As the simultaneously dreaded and much-awaited Dean’s Date comes around again, many of us find ourselves writing final research papers for our foreign language classes. Conducting research and writing a long paper in a language in which we are not fully fluent is both harder and very different from writing one in our native language. Personally, I have spent the past few days writing a paper for French 307 discussing the ethics of weapons development, a fairly technical subject which presented a number of challenges.
Recently ranked the best university in the country by US News and World Report, Princeton has a lot to gloat about. Yet on the list of resources and opportunities that make Princeton exceptional, rarely are the students themselves mentioned. While my classes here have been enlightening, my relationships with classmates have had the greatest impact on me.
Every day, Princeton students take in a wealth of knowledge, and it’s only natural that we share it with each other. I have a friend interning at the Princeton Plasma Physics Lab down the road who discussed her project with me over dinner. She’s looking at data from four different satellites orbiting Earth to study magnetic reconnection events, or in other words, when solar winds (streams of high-energy charged particles from the sun) disrupt the magnetic field around Earth. I had never been exposed to this field, but in just a few minutes was able to understand several technical terms from a field of study completely different from mine.

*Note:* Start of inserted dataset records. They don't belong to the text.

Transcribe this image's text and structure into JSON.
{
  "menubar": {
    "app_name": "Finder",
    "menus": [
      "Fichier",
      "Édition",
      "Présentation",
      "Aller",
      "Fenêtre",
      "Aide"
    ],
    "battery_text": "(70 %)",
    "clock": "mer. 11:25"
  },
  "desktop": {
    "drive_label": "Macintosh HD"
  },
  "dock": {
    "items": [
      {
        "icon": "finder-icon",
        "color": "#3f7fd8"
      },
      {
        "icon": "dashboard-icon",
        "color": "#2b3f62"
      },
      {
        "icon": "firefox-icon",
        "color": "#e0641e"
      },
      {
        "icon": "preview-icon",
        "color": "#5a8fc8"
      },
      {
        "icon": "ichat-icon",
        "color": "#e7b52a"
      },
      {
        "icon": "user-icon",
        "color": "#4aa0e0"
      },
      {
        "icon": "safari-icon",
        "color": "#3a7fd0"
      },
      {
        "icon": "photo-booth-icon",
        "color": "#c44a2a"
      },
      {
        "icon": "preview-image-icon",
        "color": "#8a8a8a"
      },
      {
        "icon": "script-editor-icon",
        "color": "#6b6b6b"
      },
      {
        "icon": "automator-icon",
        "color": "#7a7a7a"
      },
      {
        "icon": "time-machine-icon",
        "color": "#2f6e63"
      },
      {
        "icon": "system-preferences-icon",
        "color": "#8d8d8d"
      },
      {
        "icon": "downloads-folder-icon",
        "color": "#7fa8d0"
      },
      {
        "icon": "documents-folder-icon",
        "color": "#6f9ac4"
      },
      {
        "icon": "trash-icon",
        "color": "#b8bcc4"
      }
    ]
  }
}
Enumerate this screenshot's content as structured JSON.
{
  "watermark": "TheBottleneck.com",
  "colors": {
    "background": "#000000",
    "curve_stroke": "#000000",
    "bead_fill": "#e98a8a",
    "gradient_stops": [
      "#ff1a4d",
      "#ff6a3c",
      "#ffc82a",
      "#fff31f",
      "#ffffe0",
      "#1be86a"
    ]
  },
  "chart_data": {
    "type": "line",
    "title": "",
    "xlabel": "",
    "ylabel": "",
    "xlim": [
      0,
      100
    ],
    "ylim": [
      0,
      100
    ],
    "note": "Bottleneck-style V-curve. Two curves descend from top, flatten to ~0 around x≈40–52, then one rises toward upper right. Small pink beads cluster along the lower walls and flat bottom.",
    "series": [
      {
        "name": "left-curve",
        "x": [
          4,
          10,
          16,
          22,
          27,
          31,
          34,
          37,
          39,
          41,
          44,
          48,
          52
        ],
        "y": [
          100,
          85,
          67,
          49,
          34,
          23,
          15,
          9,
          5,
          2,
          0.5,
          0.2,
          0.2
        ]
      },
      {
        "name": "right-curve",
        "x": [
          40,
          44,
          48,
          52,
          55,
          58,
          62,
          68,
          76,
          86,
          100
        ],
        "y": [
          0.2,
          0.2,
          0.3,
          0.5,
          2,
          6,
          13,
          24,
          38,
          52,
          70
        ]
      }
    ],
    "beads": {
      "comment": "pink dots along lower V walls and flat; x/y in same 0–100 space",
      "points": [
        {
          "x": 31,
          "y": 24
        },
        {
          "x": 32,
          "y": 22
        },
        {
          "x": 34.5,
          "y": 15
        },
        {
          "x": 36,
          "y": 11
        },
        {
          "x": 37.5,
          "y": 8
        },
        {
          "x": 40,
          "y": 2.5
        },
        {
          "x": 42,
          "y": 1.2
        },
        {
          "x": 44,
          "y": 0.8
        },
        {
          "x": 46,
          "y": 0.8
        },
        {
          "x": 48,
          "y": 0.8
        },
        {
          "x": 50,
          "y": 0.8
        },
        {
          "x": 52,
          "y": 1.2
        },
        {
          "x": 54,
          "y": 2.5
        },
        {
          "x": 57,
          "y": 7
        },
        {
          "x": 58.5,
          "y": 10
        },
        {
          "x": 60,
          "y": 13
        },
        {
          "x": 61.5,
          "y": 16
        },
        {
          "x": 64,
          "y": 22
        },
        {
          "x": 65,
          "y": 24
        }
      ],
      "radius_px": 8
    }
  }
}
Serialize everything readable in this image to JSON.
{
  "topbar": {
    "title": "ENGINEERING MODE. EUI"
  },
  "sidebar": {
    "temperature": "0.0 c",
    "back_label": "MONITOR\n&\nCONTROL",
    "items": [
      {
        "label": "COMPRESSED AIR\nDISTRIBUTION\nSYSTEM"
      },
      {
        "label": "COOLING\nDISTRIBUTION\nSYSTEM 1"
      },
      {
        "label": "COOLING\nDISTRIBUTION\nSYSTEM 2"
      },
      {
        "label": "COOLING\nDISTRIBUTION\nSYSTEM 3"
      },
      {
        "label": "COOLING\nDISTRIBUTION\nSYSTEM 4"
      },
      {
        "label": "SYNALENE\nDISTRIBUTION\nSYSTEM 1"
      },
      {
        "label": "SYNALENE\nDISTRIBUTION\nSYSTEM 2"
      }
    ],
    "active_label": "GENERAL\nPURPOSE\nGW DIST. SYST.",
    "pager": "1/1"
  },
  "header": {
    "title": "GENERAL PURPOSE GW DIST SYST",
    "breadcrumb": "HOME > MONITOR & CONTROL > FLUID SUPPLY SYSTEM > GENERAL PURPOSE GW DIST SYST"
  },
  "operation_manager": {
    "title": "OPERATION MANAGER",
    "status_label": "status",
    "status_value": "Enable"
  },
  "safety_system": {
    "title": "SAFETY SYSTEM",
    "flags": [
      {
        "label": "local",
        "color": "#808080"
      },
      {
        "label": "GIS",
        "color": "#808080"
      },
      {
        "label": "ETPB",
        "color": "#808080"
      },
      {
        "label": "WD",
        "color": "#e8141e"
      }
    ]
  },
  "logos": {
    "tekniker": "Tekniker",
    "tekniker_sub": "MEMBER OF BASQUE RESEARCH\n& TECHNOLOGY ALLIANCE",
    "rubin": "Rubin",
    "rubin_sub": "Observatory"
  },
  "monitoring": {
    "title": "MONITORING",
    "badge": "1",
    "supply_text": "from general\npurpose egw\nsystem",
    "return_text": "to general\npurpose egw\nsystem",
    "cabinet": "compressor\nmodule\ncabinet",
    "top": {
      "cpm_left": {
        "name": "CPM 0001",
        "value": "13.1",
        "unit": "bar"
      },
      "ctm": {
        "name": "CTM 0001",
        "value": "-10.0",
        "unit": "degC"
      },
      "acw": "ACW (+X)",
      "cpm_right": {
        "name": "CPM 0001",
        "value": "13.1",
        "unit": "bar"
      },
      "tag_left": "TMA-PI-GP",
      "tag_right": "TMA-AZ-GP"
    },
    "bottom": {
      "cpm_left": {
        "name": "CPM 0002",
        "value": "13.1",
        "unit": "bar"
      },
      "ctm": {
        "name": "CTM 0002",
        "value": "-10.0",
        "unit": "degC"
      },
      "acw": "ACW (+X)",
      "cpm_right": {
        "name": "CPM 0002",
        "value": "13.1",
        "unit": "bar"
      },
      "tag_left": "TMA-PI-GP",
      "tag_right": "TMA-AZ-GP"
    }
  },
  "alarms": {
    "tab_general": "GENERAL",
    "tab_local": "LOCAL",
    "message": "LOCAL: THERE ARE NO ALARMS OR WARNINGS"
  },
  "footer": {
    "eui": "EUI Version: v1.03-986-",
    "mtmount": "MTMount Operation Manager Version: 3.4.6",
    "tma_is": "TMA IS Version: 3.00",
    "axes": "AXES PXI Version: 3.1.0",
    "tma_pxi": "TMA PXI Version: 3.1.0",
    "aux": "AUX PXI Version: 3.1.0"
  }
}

And yet, most of my conversations aren’t outright academic. Amongst friends, there’s no pressure to turn conversations into precept. I’ve found that this balance between casual and academic actually aids my studies.